* [WORK INSTRUCTION]:
An exact copy of all the data is required, with pictures left out.

* [RECORDS FOR THE EXERCISE]:
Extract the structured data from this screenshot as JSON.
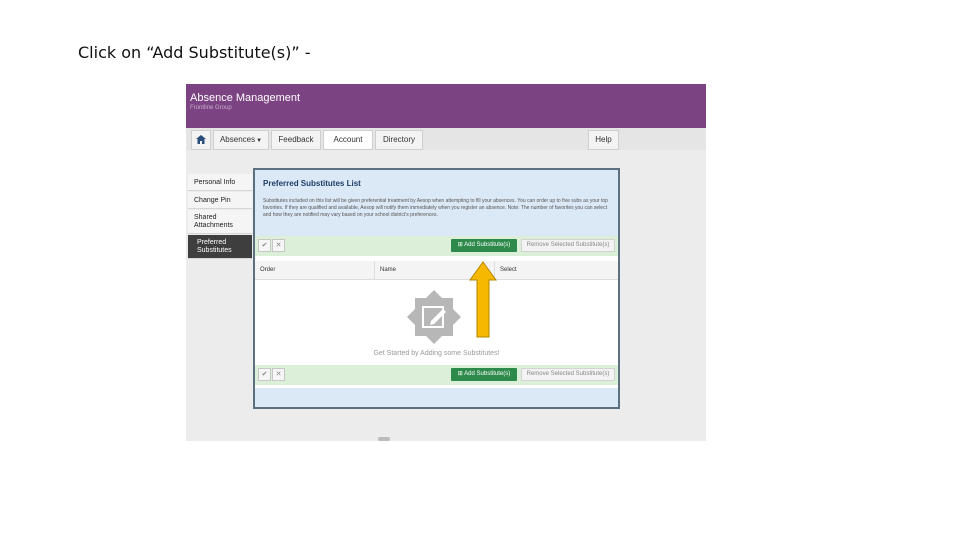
{
  "slide": {
    "instruction": "Click on “Add Substitute(s)” -"
  },
  "app": {
    "title": "Absence Management",
    "subtitle": "Frontline Group"
  },
  "nav": {
    "home_icon": "home-icon",
    "absences": "Absences",
    "feedback": "Feedback",
    "account": "Account",
    "directory": "Directory",
    "help": "Help"
  },
  "sidebar": {
    "items": [
      {
        "label": "Personal Info"
      },
      {
        "label": "Change Pin"
      },
      {
        "label": "Shared Attachments"
      },
      {
        "label": "Preferred Substitutes"
      }
    ]
  },
  "panel": {
    "title": "Preferred Substitutes List",
    "description": "Substitutes included on this list will be given preferential treatment by Aesop when attempting to fill your absences. You can order up to five subs as your top favorites. If they are qualified and available, Aesop will notify them immediately when you register an absence. Note: The number of favorites you can select and how they are notified may vary based on your school district's preferences."
  },
  "toolbar": {
    "add_label": "Add Substitute(s)",
    "remove_label": "Remove Selected Substitute(s)"
  },
  "table": {
    "columns": [
      "Order",
      "Name",
      "Select"
    ],
    "empty_message": "Get Started by Adding some Substitutes!"
  },
  "colors": {
    "header": "#7b4382",
    "add_button": "#2e8a4a",
    "arrow": "#f6b800"
  }
}
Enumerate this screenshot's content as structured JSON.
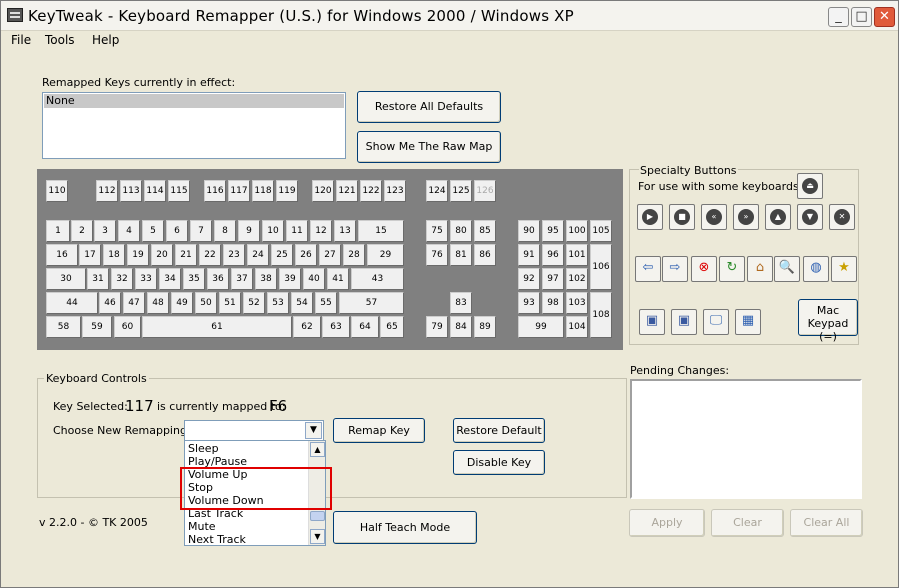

* [WRITTEN ANSWER]:
Extract the structured data from this screenshot as JSON.
{
  "slide": {
    "instruction": "Click on “Add Substitute(s)” -"
  },
  "app": {
    "title": "Absence Management",
    "subtitle": "Frontline Group"
  },
  "nav": {
    "home_icon": "home-icon",
    "absences": "Absences",
    "feedback": "Feedback",
    "account": "Account",
    "directory": "Directory",
    "help": "Help"
  },
  "sidebar": {
    "items": [
      {
        "label": "Personal Info"
      },
      {
        "label": "Change Pin"
      },
      {
        "label": "Shared Attachments"
      },
      {
        "label": "Preferred Substitutes"
      }
    ]
  },
  "panel": {
    "title": "Preferred Substitutes List",
    "description": "Substitutes included on this list will be given preferential treatment by Aesop when attempting to fill your absences. You can order up to five subs as your top favorites. If they are qualified and available, Aesop will notify them immediately when you register an absence. Note: The number of favorites you can select and how they are notified may vary based on your school district's preferences."
  },
  "toolbar": {
    "add_label": "Add Substitute(s)",
    "remove_label": "Remove Selected Substitute(s)"
  },
  "table": {
    "columns": [
      "Order",
      "Name",
      "Select"
    ],
    "empty_message": "Get Started by Adding some Substitutes!"
  },
  "colors": {
    "header": "#7b4382",
    "add_button": "#2e8a4a",
    "arrow": "#f6b800"
  }
}
Enumerate this screenshot's content as structured JSON.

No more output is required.